The supports new educators need and deserve are well documented — meaningful orientations to their new positions; strong mentorship programs; year-long internships; modern, relevant professional development and resources — yet rarely provided. It’s no surprise then that MSDE reports that “47% of educators in Maryland who have completed one full year, but not yet two full years, of teaching have left the field by the beginning of the third full year of teaching.”
Over seven weeks this summer, MSEA hosted four early-career educators — Robin Beers, Anne Arundel County; Henoch Hailu, Montgomery County; and Kyle De Jan and Jasmine Stewart, Prince George’s County — to study the retention crisis and early career educators to help MSEA find ways to stem the tide. MSEA’s New Educators Conference on December 3 is just one result of their efforts. Their insights and recommendations will also impact MSEA’s local and state policy campaigns to support early career educators and MSEA’s own professional development strategies.
MSEA’s partner in the New Educators Conference is the New Teacher Center (NTC), recognized as one of the nation’s most successful organizations dedicated to improving student achievement by supporting new educators. The day starts at 9:00 a.m. and includes presentations and small group discussions with guest facilitators.
MSEA wants to build a community of new educators and support them as they take charge of their careers. “We have a problem and MSEA is listening and responding,” said Stewart, a second-year teacher. “As more of us meet and share our experiences, support will grow.
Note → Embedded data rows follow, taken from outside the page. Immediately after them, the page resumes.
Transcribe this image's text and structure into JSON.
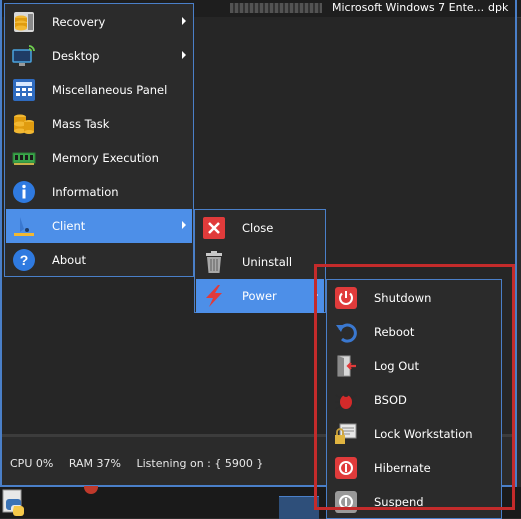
{
  "topbar": {
    "os_text": "Microsoft Windows 7 Ente...",
    "user": "dpk"
  },
  "main_menu": {
    "items": [
      {
        "label": "Recovery",
        "icon": "database-stack-icon",
        "has_submenu": true
      },
      {
        "label": "Desktop",
        "icon": "desktop-signal-icon",
        "has_submenu": true
      },
      {
        "label": "Miscellaneous Panel",
        "icon": "calculator-panel-icon",
        "has_submenu": false
      },
      {
        "label": "Mass Task",
        "icon": "database-coins-icon",
        "has_submenu": false
      },
      {
        "label": "Memory Execution",
        "icon": "memory-chip-icon",
        "has_submenu": false
      },
      {
        "label": "Information",
        "icon": "info-icon",
        "has_submenu": false
      },
      {
        "label": "Client",
        "icon": "client-user-icon",
        "has_submenu": true
      },
      {
        "label": "About",
        "icon": "question-icon",
        "has_submenu": false
      }
    ]
  },
  "client_menu": {
    "items": [
      {
        "label": "Close",
        "icon": "close-icon"
      },
      {
        "label": "Uninstall",
        "icon": "trash-icon"
      },
      {
        "label": "Power",
        "icon": "lightning-icon",
        "has_submenu": true
      }
    ]
  },
  "power_menu": {
    "items": [
      {
        "label": "Shutdown",
        "icon": "power-icon"
      },
      {
        "label": "Reboot",
        "icon": "reboot-icon"
      },
      {
        "label": "Log Out",
        "icon": "logout-door-icon"
      },
      {
        "label": "BSOD",
        "icon": "bug-icon"
      },
      {
        "label": "Lock Workstation",
        "icon": "lock-workstation-icon"
      },
      {
        "label": "Hibernate",
        "icon": "hibernate-icon"
      },
      {
        "label": "Suspend",
        "icon": "suspend-icon"
      }
    ]
  },
  "status": {
    "cpu": "CPU 0%",
    "ram": "RAM 37%",
    "listening": "Listening on : { 5900 }"
  },
  "colors": {
    "accent": "#4d8fe8",
    "border": "#4a7fc8",
    "highlight": "#c42b2b",
    "bg": "#2b2b2b"
  }
}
Joining the conference and connecting will create opportunities and make a difference.”
The NTC is focused on improving student learning by accelerating the effectiveness of teachers and school leaders. “Like MSEA, the NTC understands when we focus on teachers, students succeed,” says Lynn Kepp, senior vice president of strategic partnerships for NTC. “We are excited to be working with MSEA to help new teachers reflect on their successes and understand key strategies to help students — and themselves — thrive at a time of year when they may be feeling disillusioned.”
Learn more and register here.